ABOUT THIS TASK :: Write out the records word for word, with no pictures.

SOURCE INFORMATION ::
____________

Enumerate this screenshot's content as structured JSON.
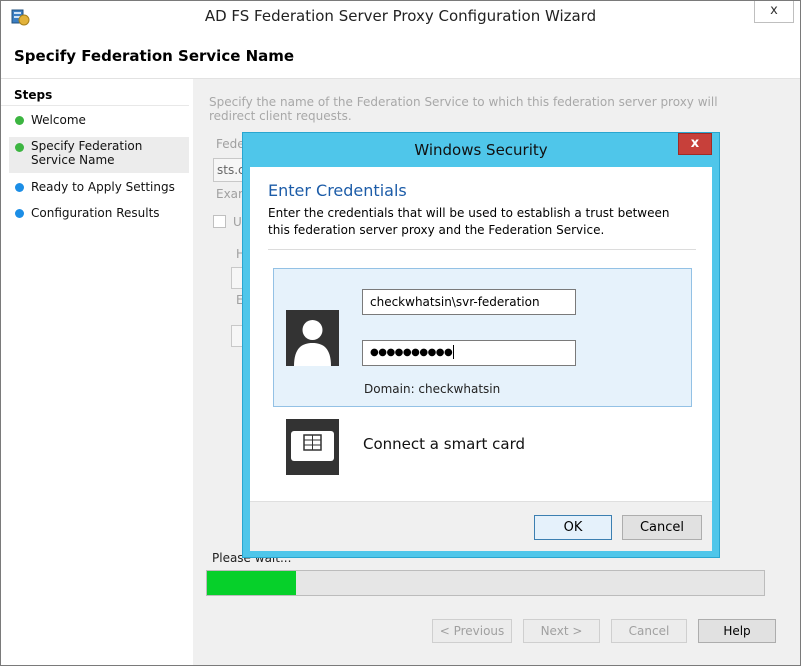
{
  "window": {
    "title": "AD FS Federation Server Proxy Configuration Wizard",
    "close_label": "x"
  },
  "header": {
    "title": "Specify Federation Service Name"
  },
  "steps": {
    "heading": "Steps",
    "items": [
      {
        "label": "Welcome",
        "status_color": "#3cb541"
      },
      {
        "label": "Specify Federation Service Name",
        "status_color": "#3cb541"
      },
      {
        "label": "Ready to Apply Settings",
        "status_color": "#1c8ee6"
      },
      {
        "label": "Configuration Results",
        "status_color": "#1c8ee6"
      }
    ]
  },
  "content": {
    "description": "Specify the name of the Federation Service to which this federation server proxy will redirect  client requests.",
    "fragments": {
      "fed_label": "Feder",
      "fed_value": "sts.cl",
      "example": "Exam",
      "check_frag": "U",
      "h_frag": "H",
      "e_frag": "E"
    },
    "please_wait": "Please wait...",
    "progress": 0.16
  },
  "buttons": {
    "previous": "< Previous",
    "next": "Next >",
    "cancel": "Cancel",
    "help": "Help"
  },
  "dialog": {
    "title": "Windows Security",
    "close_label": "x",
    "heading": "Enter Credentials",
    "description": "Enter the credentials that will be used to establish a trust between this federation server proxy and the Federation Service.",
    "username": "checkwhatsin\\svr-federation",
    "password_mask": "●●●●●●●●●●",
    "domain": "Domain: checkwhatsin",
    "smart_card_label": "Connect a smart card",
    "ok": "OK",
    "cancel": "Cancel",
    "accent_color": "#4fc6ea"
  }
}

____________

RESULT OF THE EXERCISE ::
Enumerate this screenshot's content as structured JSON.
{
  "window": {
    "title": "AD FS Federation Server Proxy Configuration Wizard",
    "close_label": "x"
  },
  "header": {
    "title": "Specify Federation Service Name"
  },
  "steps": {
    "heading": "Steps",
    "items": [
      {
        "label": "Welcome",
        "status_color": "#3cb541"
      },
      {
        "label": "Specify Federation Service Name",
        "status_color": "#3cb541"
      },
      {
        "label": "Ready to Apply Settings",
        "status_color": "#1c8ee6"
      },
      {
        "label": "Configuration Results",
        "status_color": "#1c8ee6"
      }
    ]
  },
  "content": {
    "description": "Specify the name of the Federation Service to which this federation server proxy will redirect  client requests.",
    "fragments": {
      "fed_label": "Feder",
      "fed_value": "sts.cl",
      "example": "Exam",
      "check_frag": "U",
      "h_frag": "H",
      "e_frag": "E"
    },
    "please_wait": "Please wait...",
    "progress": 0.16
  },
  "buttons": {
    "previous": "< Previous",
    "next": "Next >",
    "cancel": "Cancel",
    "help": "Help"
  },
  "dialog": {
    "title": "Windows Security",
    "close_label": "x",
    "heading": "Enter Credentials",
    "description": "Enter the credentials that will be used to establish a trust between this federation server proxy and the Federation Service.",
    "username": "checkwhatsin\\svr-federation",
    "password_mask": "●●●●●●●●●●",
    "domain": "Domain: checkwhatsin",
    "smart_card_label": "Connect a smart card",
    "ok": "OK",
    "cancel": "Cancel",
    "accent_color": "#4fc6ea"
  }
}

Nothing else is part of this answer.